Going through the listing below, work out how many lines include "title" and give that number by itself.

++++ Stored data

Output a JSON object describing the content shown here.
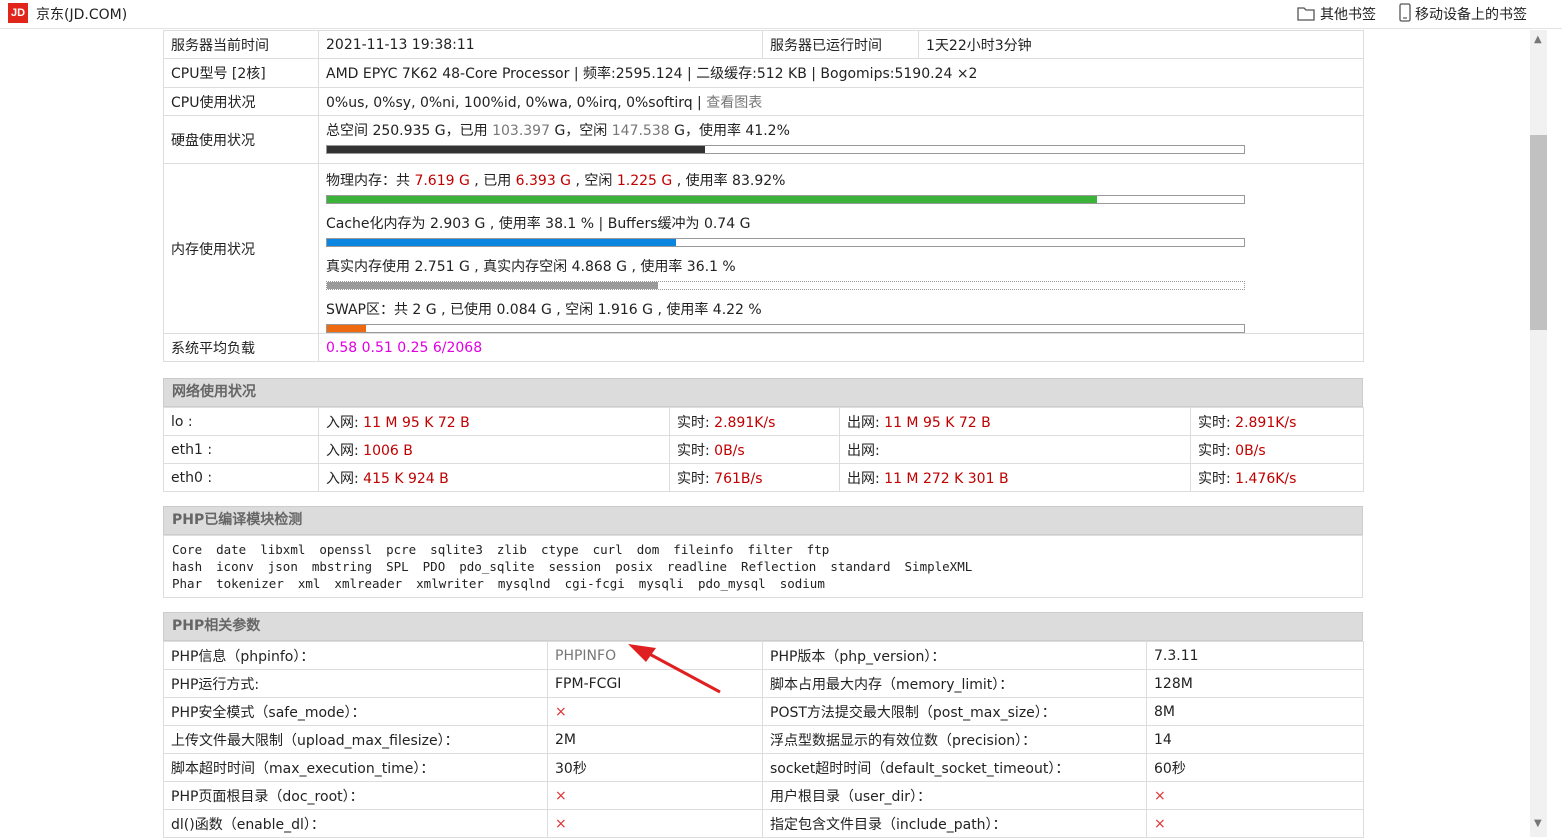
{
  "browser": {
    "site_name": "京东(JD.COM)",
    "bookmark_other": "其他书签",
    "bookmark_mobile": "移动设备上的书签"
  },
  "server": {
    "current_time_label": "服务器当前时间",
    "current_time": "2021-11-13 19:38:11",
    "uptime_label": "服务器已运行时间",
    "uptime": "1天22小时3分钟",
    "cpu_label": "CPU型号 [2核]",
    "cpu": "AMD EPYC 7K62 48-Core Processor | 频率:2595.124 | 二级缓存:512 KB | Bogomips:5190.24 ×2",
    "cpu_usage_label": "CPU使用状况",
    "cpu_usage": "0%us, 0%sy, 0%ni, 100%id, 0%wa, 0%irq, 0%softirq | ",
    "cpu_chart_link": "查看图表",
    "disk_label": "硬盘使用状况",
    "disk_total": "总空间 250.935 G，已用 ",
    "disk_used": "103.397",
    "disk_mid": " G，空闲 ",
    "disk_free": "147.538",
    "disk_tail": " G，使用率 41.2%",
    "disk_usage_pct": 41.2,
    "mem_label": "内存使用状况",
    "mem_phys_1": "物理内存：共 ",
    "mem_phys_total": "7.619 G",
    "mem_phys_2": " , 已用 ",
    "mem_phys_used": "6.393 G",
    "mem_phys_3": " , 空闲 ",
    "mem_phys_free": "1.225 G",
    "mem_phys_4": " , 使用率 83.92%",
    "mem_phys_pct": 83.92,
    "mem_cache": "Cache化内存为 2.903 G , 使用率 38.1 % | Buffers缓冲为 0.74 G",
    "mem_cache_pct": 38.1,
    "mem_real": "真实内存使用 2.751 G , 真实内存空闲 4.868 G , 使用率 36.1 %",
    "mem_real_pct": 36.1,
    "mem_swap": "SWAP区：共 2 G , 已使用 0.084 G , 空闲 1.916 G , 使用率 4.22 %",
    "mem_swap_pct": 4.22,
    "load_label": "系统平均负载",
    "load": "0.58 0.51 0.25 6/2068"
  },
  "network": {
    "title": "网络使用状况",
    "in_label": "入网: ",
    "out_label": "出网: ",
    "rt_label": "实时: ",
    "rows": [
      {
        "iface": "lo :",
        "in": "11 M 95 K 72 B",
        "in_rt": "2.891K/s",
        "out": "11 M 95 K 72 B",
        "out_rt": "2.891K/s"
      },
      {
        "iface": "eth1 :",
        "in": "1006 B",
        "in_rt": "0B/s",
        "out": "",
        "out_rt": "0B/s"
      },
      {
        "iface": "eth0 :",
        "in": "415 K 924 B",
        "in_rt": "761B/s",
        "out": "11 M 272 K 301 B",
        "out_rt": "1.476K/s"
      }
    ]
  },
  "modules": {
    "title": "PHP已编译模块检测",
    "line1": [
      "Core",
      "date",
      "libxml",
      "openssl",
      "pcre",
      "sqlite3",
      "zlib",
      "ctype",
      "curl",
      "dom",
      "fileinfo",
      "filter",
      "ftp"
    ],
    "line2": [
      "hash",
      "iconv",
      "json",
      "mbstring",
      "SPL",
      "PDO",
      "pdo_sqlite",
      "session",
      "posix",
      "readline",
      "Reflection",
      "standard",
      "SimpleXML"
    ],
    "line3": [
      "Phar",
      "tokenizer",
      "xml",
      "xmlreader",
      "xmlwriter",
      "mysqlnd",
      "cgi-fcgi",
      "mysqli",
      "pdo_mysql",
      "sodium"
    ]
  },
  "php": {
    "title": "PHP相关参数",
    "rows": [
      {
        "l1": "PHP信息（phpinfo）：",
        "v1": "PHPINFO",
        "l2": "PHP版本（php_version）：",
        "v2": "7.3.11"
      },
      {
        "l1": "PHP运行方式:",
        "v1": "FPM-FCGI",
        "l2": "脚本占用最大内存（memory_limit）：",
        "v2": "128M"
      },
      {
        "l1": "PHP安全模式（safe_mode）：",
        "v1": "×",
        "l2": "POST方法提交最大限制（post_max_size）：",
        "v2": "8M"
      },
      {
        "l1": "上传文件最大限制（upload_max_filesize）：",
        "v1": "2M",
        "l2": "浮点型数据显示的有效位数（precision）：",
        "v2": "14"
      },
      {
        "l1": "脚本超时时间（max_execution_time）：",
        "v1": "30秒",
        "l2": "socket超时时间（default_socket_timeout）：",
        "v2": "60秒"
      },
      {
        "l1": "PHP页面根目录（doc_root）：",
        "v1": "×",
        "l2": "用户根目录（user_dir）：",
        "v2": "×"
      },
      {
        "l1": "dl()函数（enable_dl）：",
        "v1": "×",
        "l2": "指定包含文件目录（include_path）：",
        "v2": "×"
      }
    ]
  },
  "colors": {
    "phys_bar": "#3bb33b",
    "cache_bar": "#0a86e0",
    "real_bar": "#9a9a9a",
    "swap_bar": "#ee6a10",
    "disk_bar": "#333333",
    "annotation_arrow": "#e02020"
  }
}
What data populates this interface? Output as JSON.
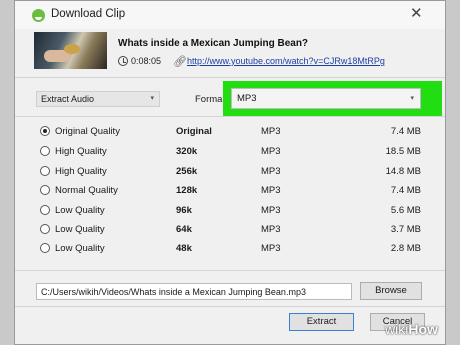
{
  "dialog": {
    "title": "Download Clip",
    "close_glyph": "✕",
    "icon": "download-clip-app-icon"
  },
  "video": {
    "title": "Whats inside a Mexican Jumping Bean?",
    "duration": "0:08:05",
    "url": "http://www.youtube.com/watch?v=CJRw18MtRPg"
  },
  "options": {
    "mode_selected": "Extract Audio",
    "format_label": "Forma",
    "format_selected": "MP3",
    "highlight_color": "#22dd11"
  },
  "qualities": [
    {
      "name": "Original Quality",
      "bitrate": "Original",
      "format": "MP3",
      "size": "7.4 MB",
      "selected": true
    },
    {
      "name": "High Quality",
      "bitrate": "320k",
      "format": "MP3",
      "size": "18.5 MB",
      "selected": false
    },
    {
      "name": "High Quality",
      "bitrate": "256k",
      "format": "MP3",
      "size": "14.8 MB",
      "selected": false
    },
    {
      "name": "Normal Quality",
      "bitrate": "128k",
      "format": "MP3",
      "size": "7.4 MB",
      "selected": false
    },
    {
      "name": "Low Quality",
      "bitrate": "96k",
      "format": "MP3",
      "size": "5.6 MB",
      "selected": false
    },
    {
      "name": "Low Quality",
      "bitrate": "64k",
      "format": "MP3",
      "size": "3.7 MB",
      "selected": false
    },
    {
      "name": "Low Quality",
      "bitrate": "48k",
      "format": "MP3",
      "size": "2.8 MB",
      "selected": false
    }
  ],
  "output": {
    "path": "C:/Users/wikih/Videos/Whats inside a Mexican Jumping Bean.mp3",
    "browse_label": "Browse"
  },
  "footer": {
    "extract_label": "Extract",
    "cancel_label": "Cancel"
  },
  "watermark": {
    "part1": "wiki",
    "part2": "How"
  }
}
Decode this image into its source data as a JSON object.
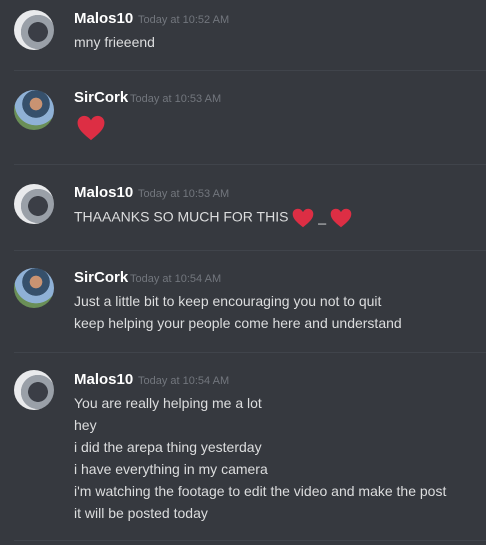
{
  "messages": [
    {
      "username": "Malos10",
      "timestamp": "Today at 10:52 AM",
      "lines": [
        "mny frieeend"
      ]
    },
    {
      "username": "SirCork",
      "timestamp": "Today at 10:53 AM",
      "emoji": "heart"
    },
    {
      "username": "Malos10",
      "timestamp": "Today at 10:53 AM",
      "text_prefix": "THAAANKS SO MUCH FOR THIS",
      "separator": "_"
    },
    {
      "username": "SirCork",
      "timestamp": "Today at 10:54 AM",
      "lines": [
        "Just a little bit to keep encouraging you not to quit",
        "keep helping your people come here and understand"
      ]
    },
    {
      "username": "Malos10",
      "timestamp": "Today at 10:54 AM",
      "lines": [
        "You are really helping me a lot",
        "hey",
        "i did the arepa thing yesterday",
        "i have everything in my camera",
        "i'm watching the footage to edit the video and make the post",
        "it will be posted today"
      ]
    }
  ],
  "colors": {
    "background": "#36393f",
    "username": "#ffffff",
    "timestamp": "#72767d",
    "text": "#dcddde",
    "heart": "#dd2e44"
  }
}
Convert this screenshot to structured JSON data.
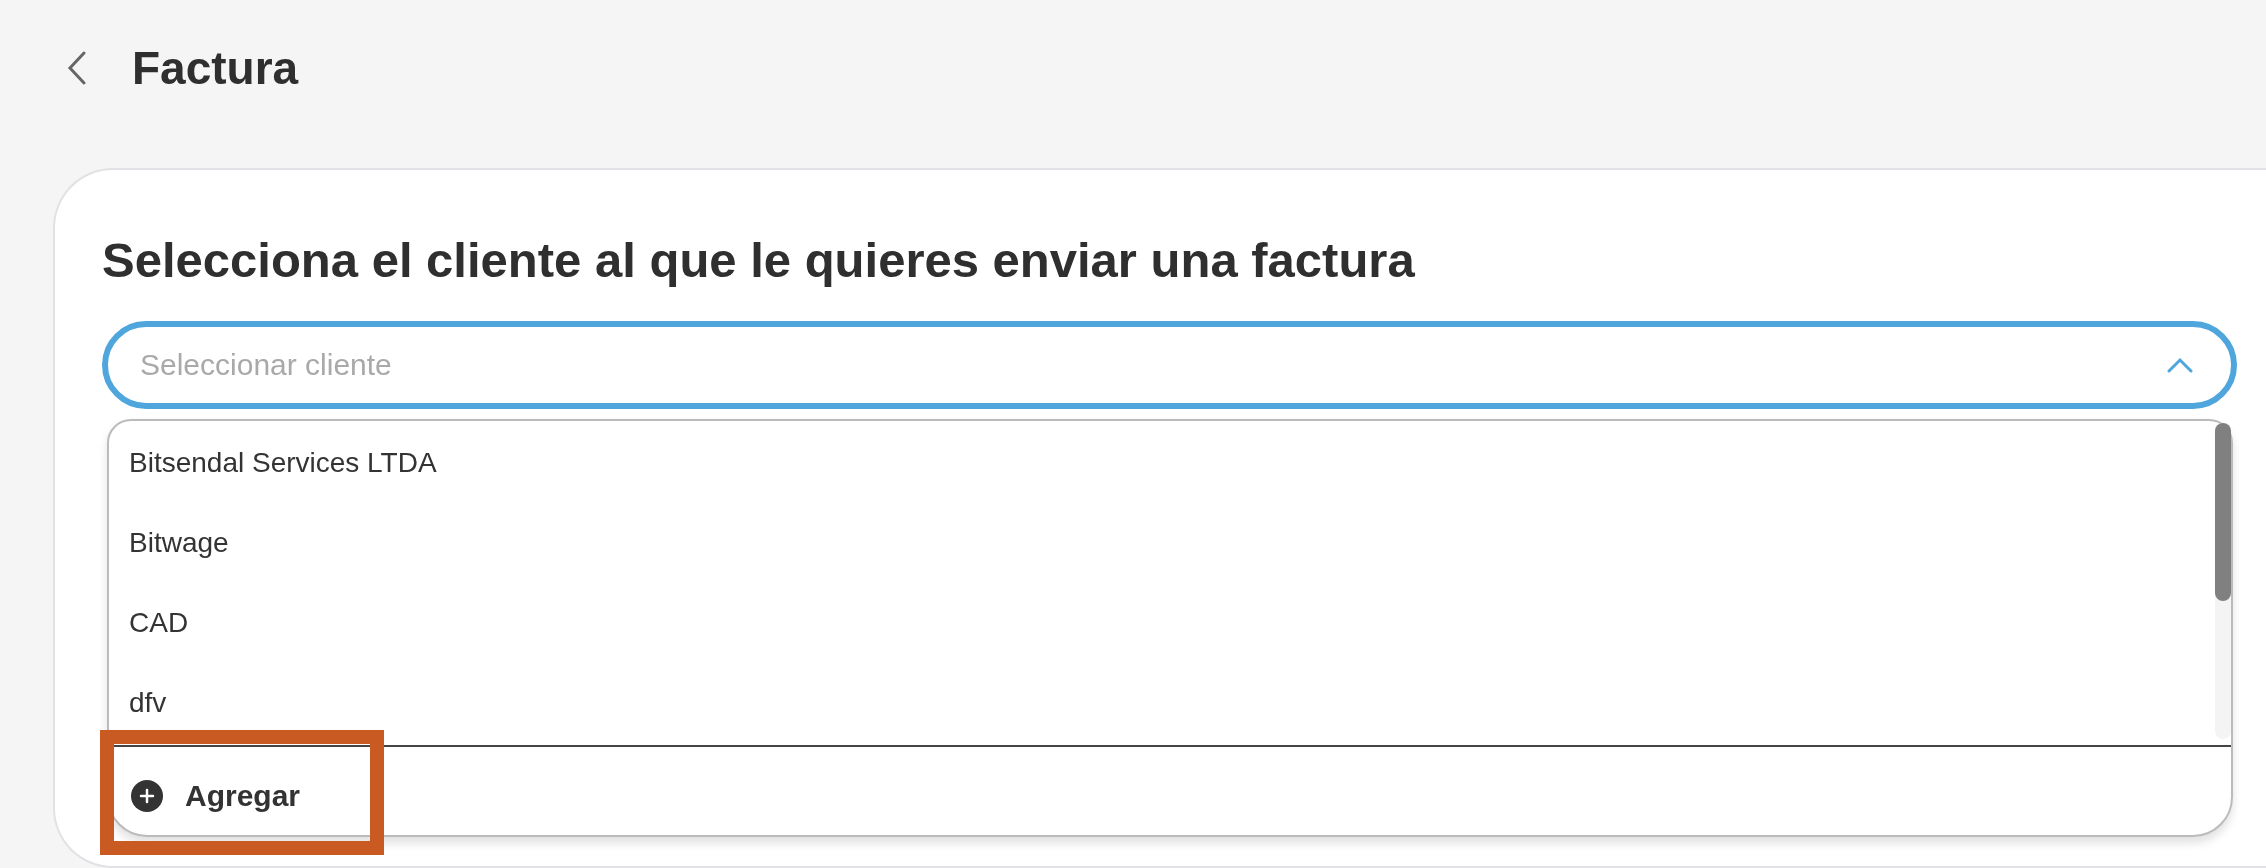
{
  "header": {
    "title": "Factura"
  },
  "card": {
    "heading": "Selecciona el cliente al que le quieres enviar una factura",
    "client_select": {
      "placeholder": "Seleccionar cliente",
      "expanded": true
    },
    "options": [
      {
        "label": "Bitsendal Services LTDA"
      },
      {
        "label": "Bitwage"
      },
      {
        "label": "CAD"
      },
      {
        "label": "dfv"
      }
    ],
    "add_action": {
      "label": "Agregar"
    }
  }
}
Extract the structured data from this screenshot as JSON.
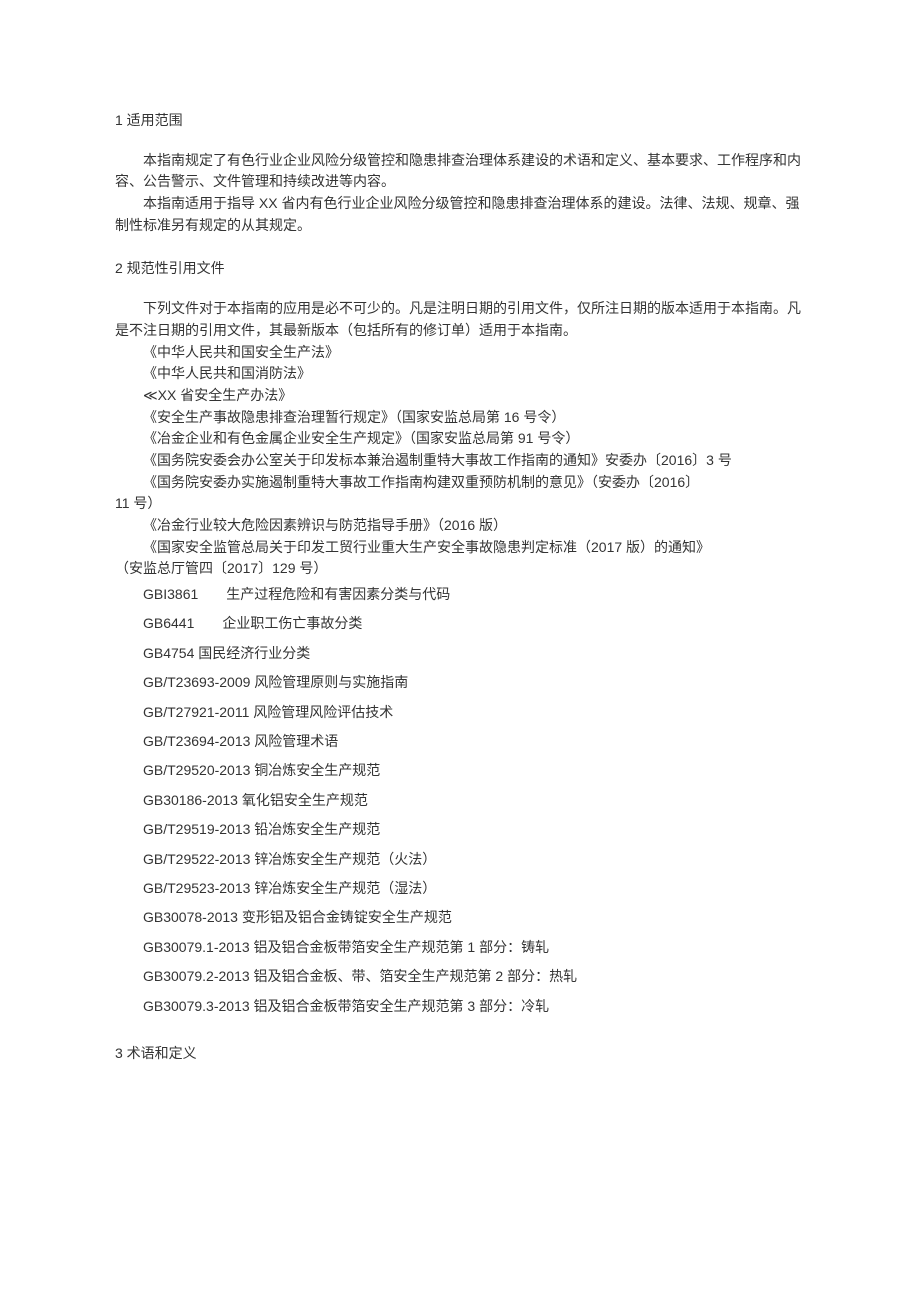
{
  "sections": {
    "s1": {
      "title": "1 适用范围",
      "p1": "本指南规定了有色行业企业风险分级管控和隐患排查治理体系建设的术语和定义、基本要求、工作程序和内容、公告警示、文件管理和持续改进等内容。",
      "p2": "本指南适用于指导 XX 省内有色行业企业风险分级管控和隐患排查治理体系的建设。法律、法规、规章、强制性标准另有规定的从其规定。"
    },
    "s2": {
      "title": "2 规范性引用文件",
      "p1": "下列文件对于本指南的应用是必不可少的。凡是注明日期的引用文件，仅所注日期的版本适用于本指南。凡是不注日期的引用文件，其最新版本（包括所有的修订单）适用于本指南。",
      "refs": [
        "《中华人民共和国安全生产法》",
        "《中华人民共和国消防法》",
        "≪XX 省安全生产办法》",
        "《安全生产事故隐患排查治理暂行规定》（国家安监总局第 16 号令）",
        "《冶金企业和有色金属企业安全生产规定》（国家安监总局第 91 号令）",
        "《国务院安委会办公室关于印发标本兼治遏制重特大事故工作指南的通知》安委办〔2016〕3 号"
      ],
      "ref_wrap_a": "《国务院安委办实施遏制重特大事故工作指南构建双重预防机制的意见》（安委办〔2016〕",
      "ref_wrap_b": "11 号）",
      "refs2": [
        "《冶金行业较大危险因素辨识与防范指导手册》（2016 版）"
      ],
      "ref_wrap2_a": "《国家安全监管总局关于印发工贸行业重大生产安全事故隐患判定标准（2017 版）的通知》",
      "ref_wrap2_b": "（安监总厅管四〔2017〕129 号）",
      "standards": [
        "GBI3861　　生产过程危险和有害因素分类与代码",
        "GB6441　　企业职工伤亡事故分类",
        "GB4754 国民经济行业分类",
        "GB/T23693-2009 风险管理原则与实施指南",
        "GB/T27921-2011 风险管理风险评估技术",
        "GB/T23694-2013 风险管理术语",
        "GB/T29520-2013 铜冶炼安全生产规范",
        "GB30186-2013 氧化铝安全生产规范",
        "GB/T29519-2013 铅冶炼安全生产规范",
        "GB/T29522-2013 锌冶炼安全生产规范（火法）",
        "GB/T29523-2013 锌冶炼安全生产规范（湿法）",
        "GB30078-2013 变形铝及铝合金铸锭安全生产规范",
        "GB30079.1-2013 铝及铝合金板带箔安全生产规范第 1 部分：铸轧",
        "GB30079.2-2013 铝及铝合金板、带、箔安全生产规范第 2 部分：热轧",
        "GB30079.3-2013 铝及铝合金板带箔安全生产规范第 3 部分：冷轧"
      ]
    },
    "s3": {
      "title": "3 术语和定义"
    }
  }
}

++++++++

### Written answer
9